Images excluded, reproduce each line of the records exactly as it stands.

══════

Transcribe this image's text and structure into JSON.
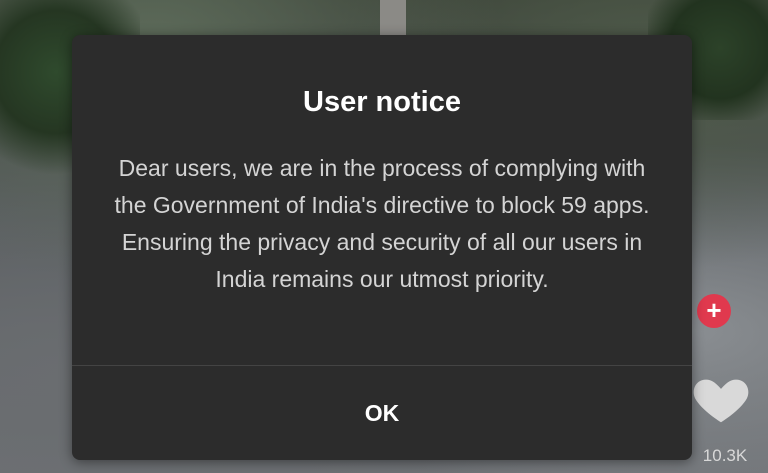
{
  "dialog": {
    "title": "User notice",
    "message": "Dear users, we are in the process of complying with the Government of India's directive to block 59 apps. Ensuring the privacy and security of all our users in India remains our utmost priority.",
    "ok_label": "OK"
  },
  "background_ui": {
    "add_icon": "+",
    "like_count": "10.3K",
    "icons": [
      "plus-icon",
      "heart-icon"
    ]
  },
  "colors": {
    "dialog_bg": "#2c2c2c",
    "title_text": "#ffffff",
    "body_text": "#d4d4d4",
    "accent_red": "#e0394e"
  }
}
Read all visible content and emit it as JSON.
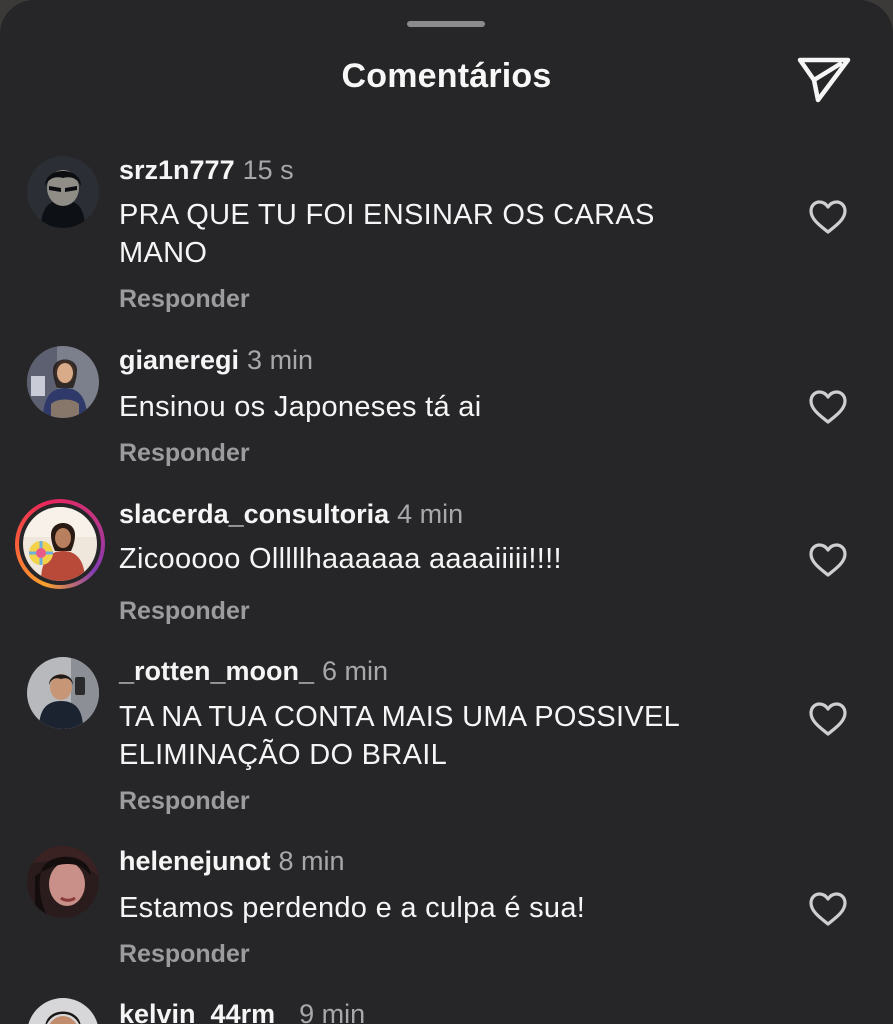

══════

→ **RESULT**
Transcribe this image's text and structure into JSON.
{
  "dialog": {
    "title": "User notice",
    "message": "Dear users, we are in the process of complying with the Government of India's directive to block 59 apps. Ensuring the privacy and security of all our users in India remains our utmost priority.",
    "ok_label": "OK"
  },
  "background_ui": {
    "add_icon": "+",
    "like_count": "10.3K",
    "icons": [
      "plus-icon",
      "heart-icon"
    ]
  },
  "colors": {
    "dialog_bg": "#2c2c2c",
    "title_text": "#ffffff",
    "body_text": "#d4d4d4",
    "accent_red": "#e0394e"
  }
}
Read all visible content and emit it as JSON.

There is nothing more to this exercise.